Jenny Hislop, Senior Researcher, and I have recently started a study on patient experiences of Atrial Fibrillation (AF). I must admit that, until a few weeks ago, my knowledge of AF was pretty limited (something which my interviewee says is all too widespread). A steep learning curve ensued, including finding out about symptoms, triggers, treatments and associated risks from the condition. In short, AF is a heart condition that causes an irregular and often abnormally fast heart rate. The day before yesterday, Jenny conducted our first interview on patient experiences of AF. I observed, this being the first interview using our topic guide (relevant questions to ask the participant if they do not mention these during their narrative). Yesterday it was my turn. I have conducted a few interviews before, but only ever audio recorded. Now I had to set up the camera equipment, check the lighting, sound, and the position of the participant. I had practised at home so that I felt happy setting up the tripod, adjusting the camera and remembering to attach the microphone. Yet with the participant there I was a little flustered, so keen was I to get everything right. Jenny was observing from the [...] continue the story

The DeMoe Family: Early-Onset Alzheimer’s Genetics

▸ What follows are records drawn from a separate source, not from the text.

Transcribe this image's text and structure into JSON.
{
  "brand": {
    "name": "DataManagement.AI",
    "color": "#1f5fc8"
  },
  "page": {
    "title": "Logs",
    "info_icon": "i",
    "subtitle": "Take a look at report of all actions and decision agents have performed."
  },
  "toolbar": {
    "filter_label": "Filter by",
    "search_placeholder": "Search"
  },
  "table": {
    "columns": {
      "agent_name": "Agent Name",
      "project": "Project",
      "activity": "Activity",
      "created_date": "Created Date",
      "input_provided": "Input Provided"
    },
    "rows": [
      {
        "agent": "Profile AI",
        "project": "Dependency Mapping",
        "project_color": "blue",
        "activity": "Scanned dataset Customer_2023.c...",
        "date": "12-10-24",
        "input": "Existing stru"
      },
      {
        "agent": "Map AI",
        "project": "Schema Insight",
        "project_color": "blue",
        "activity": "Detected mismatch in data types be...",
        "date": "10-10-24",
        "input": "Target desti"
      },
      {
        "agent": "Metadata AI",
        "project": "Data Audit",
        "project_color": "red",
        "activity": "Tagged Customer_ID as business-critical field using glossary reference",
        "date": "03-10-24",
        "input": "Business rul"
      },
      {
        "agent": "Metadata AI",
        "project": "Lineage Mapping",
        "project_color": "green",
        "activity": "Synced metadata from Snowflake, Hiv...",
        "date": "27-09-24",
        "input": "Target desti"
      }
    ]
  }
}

Using breakthrough imaging technology, researchers at the University of Pittsburgh are learning how Alzheimer’s pathology progresses in people with the rare, early-onset form of Alzheimer’s, whose genetic mutation determines that they will get the disease. The film follows the DeMoe family, five of whose six children carry the mutation, and we learn about the emotional and personal toll it takes.

The Nanney/Felts Family: Late-Onset Alzheimer’s Genetics

Looking at the Nanney-Felts family in Tennessee, this film explores the role of genetics in late-onset Alzheimer’s and the quest to find additional genetic risk factors for the disease.